She eats another pepper, and I chuckle about the peppers. She sees my look, and she tells me how she would pick hickory nuts for her after-school snack. I imagine her cracking open those nuts after walking home from school. I think how fun it is to imagine her as “Katy Belle.” She must have been a fine friend. Ah, but now she is fabulous. She pulls the my story from her folder and tells me that she made notes about changes. “Keep writing, Sugar,” she pushes gently. We talk about the book she published, Letters from Katy, and she hands me a copy to take home to read. She describes her drives to see her mother in the nursing home, and how a visit might play out there. “Lots of people will try to make you feel guilty in your life. Don’t. Just decide to put guilt out,” Katy encourages. I need to hear this. My mom is ill, and we are about to go back overseas.

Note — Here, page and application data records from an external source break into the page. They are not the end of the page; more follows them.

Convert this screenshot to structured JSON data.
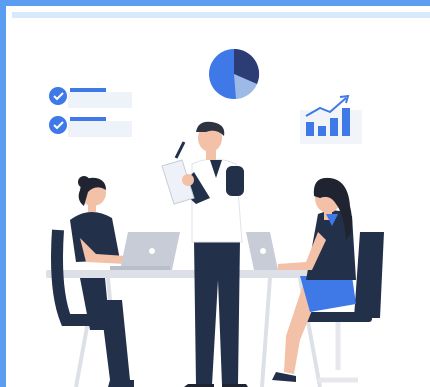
{
  "illustration": {
    "name": "team-meeting-illustration",
    "icons": [
      "checklist-icon",
      "pie-chart-icon",
      "bar-chart-growth-icon",
      "laptop-icon"
    ]
  },
  "colors": {
    "frame_border": "#5b9df0",
    "navy": "#233049",
    "accent_blue": "#3f79e8",
    "skin": "#f3c0a8"
  }
}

Just as I’m about to make myself look at the clock, Katy takes my hand. “My friend Pat told me something the other day. She said she was sitting in her garden, and she was suddenly aware of a yellow butterfly. It reminded her for some strange reason of George. She couldn’t shake the feeling, so she went inside. The next morning she came outside again, and there that butterfly was again. Later that evening she looked for it, but it was gone…flown away. She didn’t see it again. She asked me what I thought about that (if I thought she was weird or crazy or something).” “Well, what did you say?” I prompted when she fell silent. “I was mad, really mad. I told her if George was going to bother flying around in a butterfly, he had better come see me first!” She had tears in her eyes, but she was laughing. I hugged her. “I love you Katy!” I said.
I reluctantly gathered my purse. Katy walked out the door with me to get her mail. Just as we reached my car, we both saw it at once. A yellow butterfly. “Well, goodness,” she said. It fluttered around us. I smiled, and I gave her another hug. “See you Sunday, Sugar,” she called.

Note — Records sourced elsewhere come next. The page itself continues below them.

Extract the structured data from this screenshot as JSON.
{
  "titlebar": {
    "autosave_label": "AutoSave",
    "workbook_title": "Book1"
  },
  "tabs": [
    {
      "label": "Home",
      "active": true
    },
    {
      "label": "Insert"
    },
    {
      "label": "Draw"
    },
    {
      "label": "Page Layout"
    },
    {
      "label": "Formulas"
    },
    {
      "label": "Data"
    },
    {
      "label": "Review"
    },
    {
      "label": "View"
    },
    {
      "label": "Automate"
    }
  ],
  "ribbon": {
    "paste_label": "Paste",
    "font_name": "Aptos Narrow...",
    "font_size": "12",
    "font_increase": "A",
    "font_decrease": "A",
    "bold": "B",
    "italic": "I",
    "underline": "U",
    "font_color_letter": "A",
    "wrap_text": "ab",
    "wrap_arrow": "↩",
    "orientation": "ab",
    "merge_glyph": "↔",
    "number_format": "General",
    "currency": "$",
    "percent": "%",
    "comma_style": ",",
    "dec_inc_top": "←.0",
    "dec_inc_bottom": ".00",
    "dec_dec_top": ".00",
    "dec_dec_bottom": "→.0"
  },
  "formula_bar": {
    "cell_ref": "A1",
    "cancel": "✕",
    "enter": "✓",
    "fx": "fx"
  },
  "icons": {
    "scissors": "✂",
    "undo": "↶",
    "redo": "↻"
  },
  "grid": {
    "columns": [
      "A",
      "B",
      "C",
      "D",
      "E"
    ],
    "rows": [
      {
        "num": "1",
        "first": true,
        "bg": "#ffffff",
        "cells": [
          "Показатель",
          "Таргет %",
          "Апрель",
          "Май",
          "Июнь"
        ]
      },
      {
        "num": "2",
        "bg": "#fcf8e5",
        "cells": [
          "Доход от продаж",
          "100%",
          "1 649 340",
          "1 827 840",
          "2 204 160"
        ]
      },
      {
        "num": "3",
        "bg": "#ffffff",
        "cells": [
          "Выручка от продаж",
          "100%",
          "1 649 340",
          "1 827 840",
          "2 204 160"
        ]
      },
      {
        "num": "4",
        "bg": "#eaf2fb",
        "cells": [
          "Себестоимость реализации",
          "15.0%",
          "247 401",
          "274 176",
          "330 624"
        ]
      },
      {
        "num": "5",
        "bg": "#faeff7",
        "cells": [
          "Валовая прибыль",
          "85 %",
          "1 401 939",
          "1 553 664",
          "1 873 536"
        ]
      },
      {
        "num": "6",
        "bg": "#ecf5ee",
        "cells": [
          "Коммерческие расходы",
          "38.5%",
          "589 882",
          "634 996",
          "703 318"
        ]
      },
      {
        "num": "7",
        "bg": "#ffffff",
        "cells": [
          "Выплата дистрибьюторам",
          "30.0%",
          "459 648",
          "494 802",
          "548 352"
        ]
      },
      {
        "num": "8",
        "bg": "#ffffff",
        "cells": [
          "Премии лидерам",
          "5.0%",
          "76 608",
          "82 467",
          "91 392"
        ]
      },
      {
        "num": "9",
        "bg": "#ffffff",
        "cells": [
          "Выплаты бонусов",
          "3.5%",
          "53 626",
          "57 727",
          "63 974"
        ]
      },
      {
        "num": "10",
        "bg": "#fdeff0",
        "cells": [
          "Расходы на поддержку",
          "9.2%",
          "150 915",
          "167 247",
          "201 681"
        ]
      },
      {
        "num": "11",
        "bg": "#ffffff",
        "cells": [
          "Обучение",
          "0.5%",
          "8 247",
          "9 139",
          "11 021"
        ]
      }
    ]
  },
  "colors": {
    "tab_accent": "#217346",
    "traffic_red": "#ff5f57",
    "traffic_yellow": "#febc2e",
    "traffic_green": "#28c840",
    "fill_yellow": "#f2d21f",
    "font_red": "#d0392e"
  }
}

This is an edited post from the archives. My beautiful friend, Katy, passed away Saturday, March 18, 2012.
We love you Katy. Thank you for telling me to write. I might not have been brave enough without you. You are one of the best story-tellers I have ever heard. You have made heaven a brighter place, and I know George is dancing around you. From one blue goose to another, Katie.